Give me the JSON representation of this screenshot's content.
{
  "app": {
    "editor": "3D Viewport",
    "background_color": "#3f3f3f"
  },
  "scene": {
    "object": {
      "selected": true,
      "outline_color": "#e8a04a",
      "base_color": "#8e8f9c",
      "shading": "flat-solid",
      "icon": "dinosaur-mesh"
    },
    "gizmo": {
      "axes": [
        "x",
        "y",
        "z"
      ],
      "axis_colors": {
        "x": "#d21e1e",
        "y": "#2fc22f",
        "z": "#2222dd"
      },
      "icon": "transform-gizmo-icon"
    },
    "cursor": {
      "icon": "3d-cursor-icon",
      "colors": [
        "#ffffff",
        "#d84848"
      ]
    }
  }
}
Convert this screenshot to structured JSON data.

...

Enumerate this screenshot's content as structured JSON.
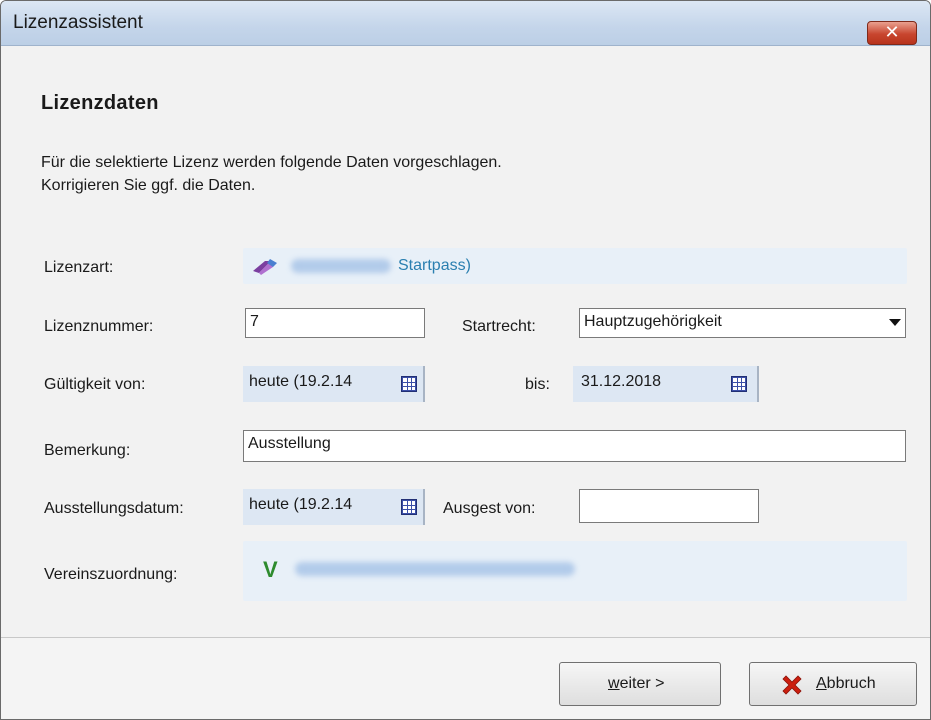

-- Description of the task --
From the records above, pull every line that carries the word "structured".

-- Your solution --
Convert this screenshot to structured JSON data.
Enumerate this screenshot's content as structured JSON.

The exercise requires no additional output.